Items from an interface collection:
========================================
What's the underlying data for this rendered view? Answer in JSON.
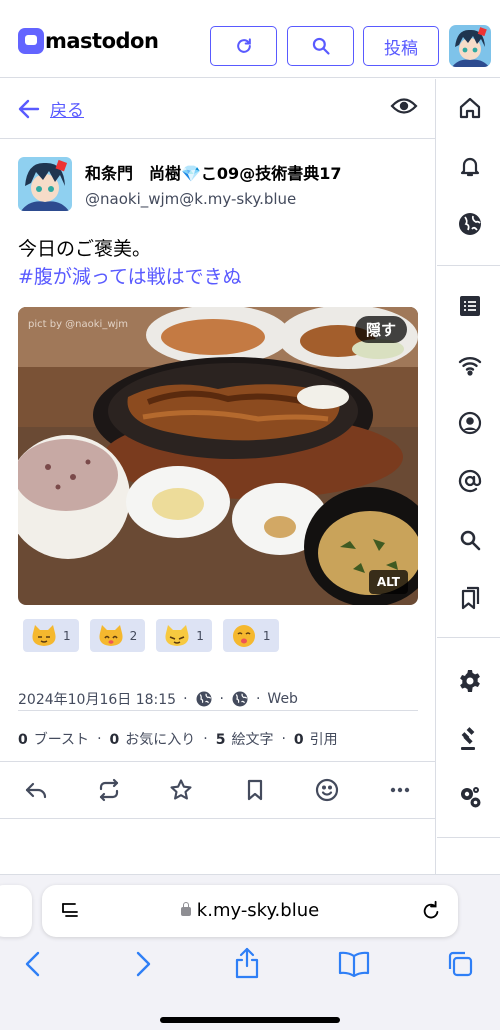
{
  "header": {
    "logo_text": "mastodon",
    "post_label": "投稿",
    "icons": [
      "refresh-icon",
      "search-icon"
    ]
  },
  "nav": {
    "back_label": "戻る"
  },
  "status": {
    "display_name": "和条門　尚樹💎こ09@技術書典17",
    "acct": "@naoki_wjm@k.my-sky.blue",
    "text_line1": "今日のご褒美。",
    "hashtag": "#腹が減っては戦はできぬ",
    "media_hide_label": "隠す",
    "media_alt_label": "ALT",
    "watermark": "pict by @naoki_wjm",
    "reactions": [
      {
        "emoji": "cat-emoji",
        "count": "1"
      },
      {
        "emoji": "cat-emoji",
        "count": "2"
      },
      {
        "emoji": "cat-emoji",
        "count": "1"
      },
      {
        "emoji": "face-emoji",
        "count": "1"
      }
    ],
    "timestamp": "2024年10月16日 18:15",
    "visibility_icon": "globe-icon",
    "language_icon": "globe-icon",
    "via": "Web",
    "counts": {
      "boosts": "0",
      "boosts_label": "ブースト",
      "favs": "0",
      "favs_label": "お気に入り",
      "emoji": "5",
      "emoji_label": "絵文字",
      "quotes": "0",
      "quotes_label": "引用"
    }
  },
  "browser": {
    "url": "k.my-sky.blue"
  },
  "colors": {
    "accent": "#595aff",
    "brand": "#6364ff",
    "border": "#dadde4",
    "ios_blue": "#2f7ff6"
  }
}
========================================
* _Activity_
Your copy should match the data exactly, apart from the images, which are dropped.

* _Finished exercise_
What's the underlying data for this rendered view? Answer in JSON.
{
  "header": {
    "logo_text": "mastodon",
    "post_label": "投稿",
    "icons": [
      "refresh-icon",
      "search-icon"
    ]
  },
  "nav": {
    "back_label": "戻る"
  },
  "status": {
    "display_name": "和条門　尚樹💎こ09@技術書典17",
    "acct": "@naoki_wjm@k.my-sky.blue",
    "text_line1": "今日のご褒美。",
    "hashtag": "#腹が減っては戦はできぬ",
    "media_hide_label": "隠す",
    "media_alt_label": "ALT",
    "watermark": "pict by @naoki_wjm",
    "reactions": [
      {
        "emoji": "cat-emoji",
        "count": "1"
      },
      {
        "emoji": "cat-emoji",
        "count": "2"
      },
      {
        "emoji": "cat-emoji",
        "count": "1"
      },
      {
        "emoji": "face-emoji",
        "count": "1"
      }
    ],
    "timestamp": "2024年10月16日 18:15",
    "visibility_icon": "globe-icon",
    "language_icon": "globe-icon",
    "via": "Web",
    "counts": {
      "boosts": "0",
      "boosts_label": "ブースト",
      "favs": "0",
      "favs_label": "お気に入り",
      "emoji": "5",
      "emoji_label": "絵文字",
      "quotes": "0",
      "quotes_label": "引用"
    }
  },
  "browser": {
    "url": "k.my-sky.blue"
  },
  "colors": {
    "accent": "#595aff",
    "brand": "#6364ff",
    "border": "#dadde4",
    "ios_blue": "#2f7ff6"
  }
}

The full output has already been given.